Below are entries to return in full. Keep each one exact.

BEGIN Extracted information

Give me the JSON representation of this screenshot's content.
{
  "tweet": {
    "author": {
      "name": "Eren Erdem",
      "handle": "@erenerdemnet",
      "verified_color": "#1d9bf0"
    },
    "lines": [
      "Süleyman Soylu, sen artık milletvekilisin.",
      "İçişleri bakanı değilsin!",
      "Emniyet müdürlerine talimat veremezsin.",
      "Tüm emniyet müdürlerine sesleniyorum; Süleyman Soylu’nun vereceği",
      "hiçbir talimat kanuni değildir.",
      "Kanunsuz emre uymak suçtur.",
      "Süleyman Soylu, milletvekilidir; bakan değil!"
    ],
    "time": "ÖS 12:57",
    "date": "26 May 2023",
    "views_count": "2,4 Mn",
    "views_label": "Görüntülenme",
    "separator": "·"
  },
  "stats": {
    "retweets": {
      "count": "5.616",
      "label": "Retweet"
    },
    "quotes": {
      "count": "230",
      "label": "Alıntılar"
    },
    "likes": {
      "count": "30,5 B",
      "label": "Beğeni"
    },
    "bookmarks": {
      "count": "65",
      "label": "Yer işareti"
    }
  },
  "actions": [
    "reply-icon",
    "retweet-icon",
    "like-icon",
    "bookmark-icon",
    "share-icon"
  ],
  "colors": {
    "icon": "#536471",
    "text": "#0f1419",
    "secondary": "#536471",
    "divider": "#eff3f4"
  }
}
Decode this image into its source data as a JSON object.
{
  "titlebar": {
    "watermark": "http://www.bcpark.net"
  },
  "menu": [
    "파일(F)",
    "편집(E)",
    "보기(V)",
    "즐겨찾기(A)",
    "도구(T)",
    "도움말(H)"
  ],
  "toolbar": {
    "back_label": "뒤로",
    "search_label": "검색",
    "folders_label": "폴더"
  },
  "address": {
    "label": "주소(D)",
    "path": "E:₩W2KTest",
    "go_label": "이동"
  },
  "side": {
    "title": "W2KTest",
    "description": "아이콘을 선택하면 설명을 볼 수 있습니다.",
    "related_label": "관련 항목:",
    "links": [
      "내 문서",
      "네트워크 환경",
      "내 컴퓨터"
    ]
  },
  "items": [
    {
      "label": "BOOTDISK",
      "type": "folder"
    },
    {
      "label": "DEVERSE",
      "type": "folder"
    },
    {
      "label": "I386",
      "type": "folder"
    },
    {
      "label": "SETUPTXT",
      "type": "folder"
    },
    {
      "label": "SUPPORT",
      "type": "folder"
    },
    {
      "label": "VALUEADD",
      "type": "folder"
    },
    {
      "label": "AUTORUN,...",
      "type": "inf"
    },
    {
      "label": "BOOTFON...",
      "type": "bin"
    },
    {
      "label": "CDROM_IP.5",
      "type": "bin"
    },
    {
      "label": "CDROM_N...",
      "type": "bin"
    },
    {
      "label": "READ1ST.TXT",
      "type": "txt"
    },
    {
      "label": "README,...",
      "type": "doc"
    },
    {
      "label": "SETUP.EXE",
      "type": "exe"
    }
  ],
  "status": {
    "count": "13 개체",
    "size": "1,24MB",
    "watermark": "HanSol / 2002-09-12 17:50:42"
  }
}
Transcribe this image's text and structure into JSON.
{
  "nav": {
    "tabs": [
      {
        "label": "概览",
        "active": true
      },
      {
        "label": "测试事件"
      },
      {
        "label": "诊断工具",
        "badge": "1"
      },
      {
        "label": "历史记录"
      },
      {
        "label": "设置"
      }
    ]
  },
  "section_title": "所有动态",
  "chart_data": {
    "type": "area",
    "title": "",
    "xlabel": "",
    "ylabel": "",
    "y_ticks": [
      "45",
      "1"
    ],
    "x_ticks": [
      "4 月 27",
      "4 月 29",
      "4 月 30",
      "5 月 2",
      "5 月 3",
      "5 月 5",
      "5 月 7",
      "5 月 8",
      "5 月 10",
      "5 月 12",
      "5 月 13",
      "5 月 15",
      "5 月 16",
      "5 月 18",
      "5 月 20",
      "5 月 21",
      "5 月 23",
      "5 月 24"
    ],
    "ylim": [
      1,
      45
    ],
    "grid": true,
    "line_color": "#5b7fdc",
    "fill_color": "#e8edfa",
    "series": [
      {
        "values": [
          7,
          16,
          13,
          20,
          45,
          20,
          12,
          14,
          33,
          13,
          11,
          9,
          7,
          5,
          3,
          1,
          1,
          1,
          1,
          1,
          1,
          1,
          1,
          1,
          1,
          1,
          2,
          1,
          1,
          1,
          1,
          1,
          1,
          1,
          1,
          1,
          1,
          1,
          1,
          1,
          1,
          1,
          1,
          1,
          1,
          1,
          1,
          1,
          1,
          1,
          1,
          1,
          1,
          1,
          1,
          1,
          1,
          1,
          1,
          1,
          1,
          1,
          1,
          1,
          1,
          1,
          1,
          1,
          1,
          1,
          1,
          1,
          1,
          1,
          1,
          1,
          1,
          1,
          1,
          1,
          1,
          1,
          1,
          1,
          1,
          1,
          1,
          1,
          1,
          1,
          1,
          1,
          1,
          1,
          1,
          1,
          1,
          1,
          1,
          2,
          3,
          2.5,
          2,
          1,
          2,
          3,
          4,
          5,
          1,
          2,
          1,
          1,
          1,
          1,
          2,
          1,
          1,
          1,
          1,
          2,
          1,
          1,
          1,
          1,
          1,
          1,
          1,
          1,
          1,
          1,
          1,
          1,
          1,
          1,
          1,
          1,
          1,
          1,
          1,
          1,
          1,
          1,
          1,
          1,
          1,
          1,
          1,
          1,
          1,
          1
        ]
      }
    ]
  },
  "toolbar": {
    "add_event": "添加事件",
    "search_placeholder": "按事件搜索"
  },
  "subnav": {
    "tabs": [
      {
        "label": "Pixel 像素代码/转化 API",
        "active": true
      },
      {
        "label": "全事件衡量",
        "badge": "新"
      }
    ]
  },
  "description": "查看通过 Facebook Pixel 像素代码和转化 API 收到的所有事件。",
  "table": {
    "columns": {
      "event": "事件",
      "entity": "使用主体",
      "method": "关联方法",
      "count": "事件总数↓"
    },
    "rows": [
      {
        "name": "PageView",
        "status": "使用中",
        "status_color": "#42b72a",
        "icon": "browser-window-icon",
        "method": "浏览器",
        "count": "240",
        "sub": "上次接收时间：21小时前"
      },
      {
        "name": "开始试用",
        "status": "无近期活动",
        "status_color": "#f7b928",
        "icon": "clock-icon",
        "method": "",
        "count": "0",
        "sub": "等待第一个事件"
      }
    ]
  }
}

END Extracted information

> Exercise solution
Give me the JSON representation of this screenshot's content.
{
  "tweet": {
    "author": {
      "name": "Eren Erdem",
      "handle": "@erenerdemnet",
      "verified_color": "#1d9bf0"
    },
    "lines": [
      "Süleyman Soylu, sen artık milletvekilisin.",
      "İçişleri bakanı değilsin!",
      "Emniyet müdürlerine talimat veremezsin.",
      "Tüm emniyet müdürlerine sesleniyorum; Süleyman Soylu’nun vereceği",
      "hiçbir talimat kanuni değildir.",
      "Kanunsuz emre uymak suçtur.",
      "Süleyman Soylu, milletvekilidir; bakan değil!"
    ],
    "time": "ÖS 12:57",
    "date": "26 May 2023",
    "views_count": "2,4 Mn",
    "views_label": "Görüntülenme",
    "separator": "·"
  },
  "stats": {
    "retweets": {
      "count": "5.616",
      "label": "Retweet"
    },
    "quotes": {
      "count": "230",
      "label": "Alıntılar"
    },
    "likes": {
      "count": "30,5 B",
      "label": "Beğeni"
    },
    "bookmarks": {
      "count": "65",
      "label": "Yer işareti"
    }
  },
  "actions": [
    "reply-icon",
    "retweet-icon",
    "like-icon",
    "bookmark-icon",
    "share-icon"
  ],
  "colors": {
    "icon": "#536471",
    "text": "#0f1419",
    "secondary": "#536471",
    "divider": "#eff3f4"
  }
}
Decode this image into its source data as a JSON object.
{
  "titlebar": {
    "watermark": "http://www.bcpark.net"
  },
  "menu": [
    "파일(F)",
    "편집(E)",
    "보기(V)",
    "즐겨찾기(A)",
    "도구(T)",
    "도움말(H)"
  ],
  "toolbar": {
    "back_label": "뒤로",
    "search_label": "검색",
    "folders_label": "폴더"
  },
  "address": {
    "label": "주소(D)",
    "path": "E:₩W2KTest",
    "go_label": "이동"
  },
  "side": {
    "title": "W2KTest",
    "description": "아이콘을 선택하면 설명을 볼 수 있습니다.",
    "related_label": "관련 항목:",
    "links": [
      "내 문서",
      "네트워크 환경",
      "내 컴퓨터"
    ]
  },
  "items": [
    {
      "label": "BOOTDISK",
      "type": "folder"
    },
    {
      "label": "DEVERSE",
      "type": "folder"
    },
    {
      "label": "I386",
      "type": "folder"
    },
    {
      "label": "SETUPTXT",
      "type": "folder"
    },
    {
      "label": "SUPPORT",
      "type": "folder"
    },
    {
      "label": "VALUEADD",
      "type": "folder"
    },
    {
      "label": "AUTORUN,...",
      "type": "inf"
    },
    {
      "label": "BOOTFON...",
      "type": "bin"
    },
    {
      "label": "CDROM_IP.5",
      "type": "bin"
    },
    {
      "label": "CDROM_N...",
      "type": "bin"
    },
    {
      "label": "READ1ST.TXT",
      "type": "txt"
    },
    {
      "label": "README,...",
      "type": "doc"
    },
    {
      "label": "SETUP.EXE",
      "type": "exe"
    }
  ],
  "status": {
    "count": "13 개체",
    "size": "1,24MB",
    "watermark": "HanSol / 2002-09-12 17:50:42"
  }
}
Transcribe this image's text and structure into JSON.
{
  "nav": {
    "tabs": [
      {
        "label": "概览",
        "active": true
      },
      {
        "label": "测试事件"
      },
      {
        "label": "诊断工具",
        "badge": "1"
      },
      {
        "label": "历史记录"
      },
      {
        "label": "设置"
      }
    ]
  },
  "section_title": "所有动态",
  "chart_data": {
    "type": "area",
    "title": "",
    "xlabel": "",
    "ylabel": "",
    "y_ticks": [
      "45",
      "1"
    ],
    "x_ticks": [
      "4 月 27",
      "4 月 29",
      "4 月 30",
      "5 月 2",
      "5 月 3",
      "5 月 5",
      "5 月 7",
      "5 月 8",
      "5 月 10",
      "5 月 12",
      "5 月 13",
      "5 月 15",
      "5 月 16",
      "5 月 18",
      "5 月 20",
      "5 月 21",
      "5 月 23",
      "5 月 24"
    ],
    "ylim": [
      1,
      45
    ],
    "grid": true,
    "line_color": "#5b7fdc",
    "fill_color": "#e8edfa",
    "series": [
      {
        "values": [
          7,
          16,
          13,
          20,
          45,
          20,
          12,
          14,
          33,
          13,
          11,
          9,
          7,
          5,
          3,
          1,
          1,
          1,
          1,
          1,
          1,
          1,
          1,
          1,
          1,
          1,
          2,
          1,
          1,
          1,
          1,
          1,
          1,
          1,
          1,
          1,
          1,
          1,
          1,
          1,
          1,
          1,
          1,
          1,
          1,
          1,
          1,
          1,
          1,
          1,
          1,
          1,
          1,
          1,
          1,
          1,
          1,
          1,
          1,
          1,
          1,
          1,
          1,
          1,
          1,
          1,
          1,
          1,
          1,
          1,
          1,
          1,
          1,
          1,
          1,
          1,
          1,
          1,
          1,
          1,
          1,
          1,
          1,
          1,
          1,
          1,
          1,
          1,
          1,
          1,
          1,
          1,
          1,
          1,
          1,
          1,
          1,
          1,
          1,
          2,
          3,
          2.5,
          2,
          1,
          2,
          3,
          4,
          5,
          1,
          2,
          1,
          1,
          1,
          1,
          2,
          1,
          1,
          1,
          1,
          2,
          1,
          1,
          1,
          1,
          1,
          1,
          1,
          1,
          1,
          1,
          1,
          1,
          1,
          1,
          1,
          1,
          1,
          1,
          1,
          1,
          1,
          1,
          1,
          1,
          1,
          1,
          1,
          1,
          1,
          1
        ]
      }
    ]
  },
  "toolbar": {
    "add_event": "添加事件",
    "search_placeholder": "按事件搜索"
  },
  "subnav": {
    "tabs": [
      {
        "label": "Pixel 像素代码/转化 API",
        "active": true
      },
      {
        "label": "全事件衡量",
        "badge": "新"
      }
    ]
  },
  "description": "查看通过 Facebook Pixel 像素代码和转化 API 收到的所有事件。",
  "table": {
    "columns": {
      "event": "事件",
      "entity": "使用主体",
      "method": "关联方法",
      "count": "事件总数↓"
    },
    "rows": [
      {
        "name": "PageView",
        "status": "使用中",
        "status_color": "#42b72a",
        "icon": "browser-window-icon",
        "method": "浏览器",
        "count": "240",
        "sub": "上次接收时间：21小时前"
      },
      {
        "name": "开始试用",
        "status": "无近期活动",
        "status_color": "#f7b928",
        "icon": "clock-icon",
        "method": "",
        "count": "0",
        "sub": "等待第一个事件"
      }
    ]
  }
}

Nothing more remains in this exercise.